In Syria, as the Iranian presence grew, attacks against the Quds force and Hezbollah were nearly always carried out without fanfare. It has been the same in the West Bank. When waves of violence like the “stabbing intifada” at the end of 2015 began, Netanyahu chose the more low-profile options presented to him by security officials: increased surveillance, economic inducements in the form of work permits, and working with the Palestinian Authority’s security apparatus.
A healthy awareness of the limits of military force, combined with, in Netanyahu’s case, an unhealthy suspicion of the politically-unreliable generals. Netanyahu’s security policy, certainly ever since he stopped saber-rattling about a war with Iran in 2012, is a cautious and risk-averse one that favors covert operations and surgical strikes over the temptation of unleashing the army’s unwieldy armored divisions.

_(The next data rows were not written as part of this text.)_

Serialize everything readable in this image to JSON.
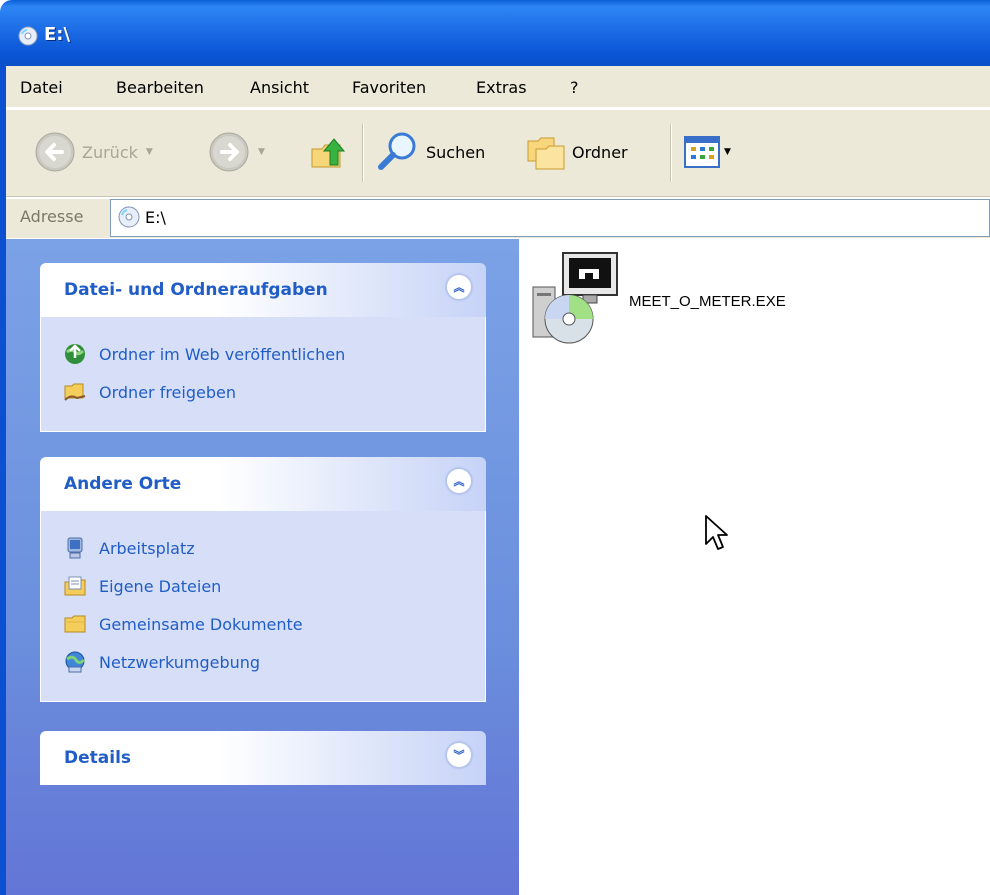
{
  "window": {
    "title": "E:\\"
  },
  "menubar": {
    "items": [
      "Datei",
      "Bearbeiten",
      "Ansicht",
      "Favoriten",
      "Extras",
      "?"
    ]
  },
  "toolbar": {
    "back_label": "Zurück",
    "search_label": "Suchen",
    "folders_label": "Ordner"
  },
  "address": {
    "label": "Adresse",
    "value": "E:\\"
  },
  "taskpane": {
    "file_tasks": {
      "title": "Datei- und Ordneraufgaben",
      "items": [
        {
          "label": "Ordner im Web veröffentlichen",
          "icon": "publish-web-icon"
        },
        {
          "label": "Ordner freigeben",
          "icon": "share-folder-icon"
        }
      ]
    },
    "other_places": {
      "title": "Andere Orte",
      "items": [
        {
          "label": "Arbeitsplatz",
          "icon": "my-computer-icon"
        },
        {
          "label": "Eigene Dateien",
          "icon": "my-documents-icon"
        },
        {
          "label": "Gemeinsame Dokumente",
          "icon": "shared-documents-icon"
        },
        {
          "label": "Netzwerkumgebung",
          "icon": "network-places-icon"
        }
      ]
    },
    "details": {
      "title": "Details"
    }
  },
  "content": {
    "files": [
      {
        "name": "MEET_O_METER.EXE",
        "icon": "setup-exe-icon"
      }
    ]
  },
  "colors": {
    "titlebar": "#0b56d6",
    "chrome": "#ece9d8",
    "taskpane": "#7ba2e7",
    "link": "#215dc6"
  }
}
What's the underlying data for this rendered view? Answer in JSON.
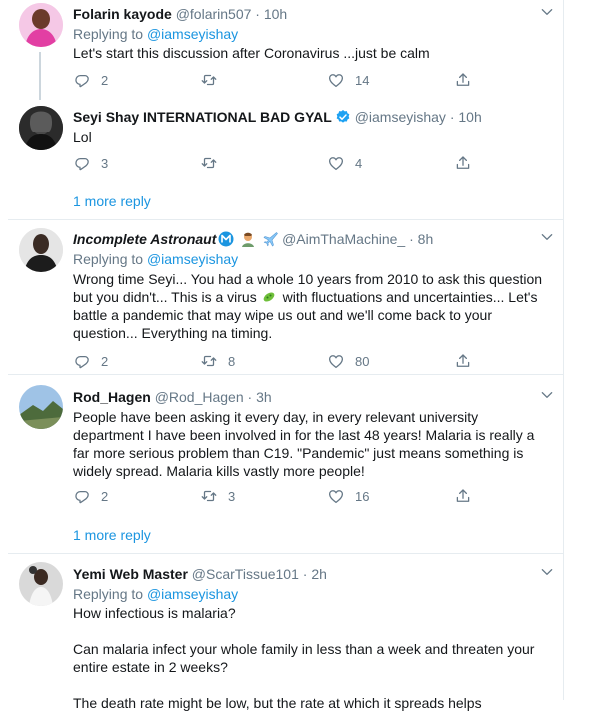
{
  "tweets": [
    {
      "name": "Folarin kayode",
      "handle": "@folarin507",
      "time": "10h",
      "replying_label": "Replying to",
      "replying_to": "@iamseyishay",
      "text": "Let's  start this discussion  after Coronavirus ...just be calm",
      "replies": "2",
      "retweets": "",
      "likes": "14"
    },
    {
      "name": "Seyi Shay INTERNATIONAL BAD GYAL",
      "handle": "@iamseyishay",
      "time": "10h",
      "text": "Lol",
      "replies": "3",
      "retweets": "",
      "likes": "4",
      "more_replies": "1 more reply"
    },
    {
      "name": "Incomplete Astronaut",
      "handle": "@AimThaMachine_",
      "time": "8h",
      "replying_label": "Replying to",
      "replying_to": "@iamseyishay",
      "text_lines": [
        "Wrong time Seyi... You had a whole 10 years from 2010 to ask this question",
        "but you didn't... This is a virus",
        " with fluctuations and uncertainties... Let's",
        "battle a pandemic that may wipe us out and we'll come back to your",
        "question... Everything na timing."
      ],
      "replies": "2",
      "retweets": "8",
      "likes": "80"
    },
    {
      "name": "Rod_Hagen",
      "handle": "@Rod_Hagen",
      "time": "3h",
      "text_lines": [
        "People have been asking it every day, in every  relevant university",
        "department I have been involved in for the last 48 years! Malaria is really a",
        "far more serious problem than C19. \"Pandemic\" just means something is",
        "widely spread. Malaria kills vastly more people!"
      ],
      "replies": "2",
      "retweets": "3",
      "likes": "16",
      "more_replies": "1 more reply"
    },
    {
      "name": "Yemi Web Master",
      "handle": "@ScarTissue101",
      "time": "2h",
      "replying_label": "Replying to",
      "replying_to": "@iamseyishay",
      "text_lines": [
        "How infectious is malaria?",
        "Can malaria infect your whole family in less than a week and threaten your",
        "entire estate in 2 weeks?",
        "The death rate might be low, but the rate at which it spreads helps"
      ]
    }
  ],
  "dot": "·",
  "icons": [
    "reply-icon",
    "retweet-icon",
    "like-icon",
    "share-icon",
    "chevron-down-icon",
    "verified-badge-icon"
  ],
  "colors": {
    "link": "#1b95e0",
    "muted": "#657786",
    "text": "#14171a",
    "border": "#e6ecf0",
    "verified": "#1da1f2"
  }
}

Maybe he’s right
The result, as far as Israelis are concerned, is fewer casualties. But strangely, this is the one good thing about Netanyahu’s administration that he doesn’t boast about. God knows he boasts about enough things that he doesn’t deserve most of the credit for – like Israel’s economy, which is booming largely on the efforts of his predecessors and the entrepreneurs of the private tech sector, who are hardly among his natural political supporters.
Perhaps the fact that Netanyahu doesn’t mention his relatively low casualty rate as an achievement tells us more about him – that he doesn’t want to be seen as a cautious leader, even though he is. That he believes it’s more in his political interest to be seen by Israelis as a prime minister who wouldn’t hesitate to go to war, and it serves Israel’s purposes that the world perceives him as a warmonger.
And maybe he’s right. Israeli voters like a strongman. Benny Gantz evidently thought as much, or his campaign wouldn’t have run that horrendous video that basked in the number of Palestinian fighters killed and Gaza buildings razed in 2014 when he was army chief. And certainly in the Middle East, the perception of weakness can be just as bad as actually being weak.
Better for Netanyahu to be known as a stubborn leader who won’t make concessions to the Palestinians than one who will try to avoid a bloody confrontation. He’s happy to be seen as opposing peace, but opposing war isn’t a good look for him. Perhaps Netanyahu feels weak at not having acted the warlord as his predecessors did. I’ve asked right-wing campaigners why they think Netanyahu doesn’t play up his low casualty rates, and they were unanimous that he fears looking indecisive.
If he’s right, and few politicians have a better understanding of their electorate than Netanyahu, it also says something very tragic about his voters. While every day, especially on this day of remembrance, Israelis keenly feel the loss of their young soldiers, they prefer to reward Netanyahu for his uncompromising posture rather than for preventing more deaths. And Netanyahu would rather be thought of as a leader prepared to sacrifice lives than one who saved them.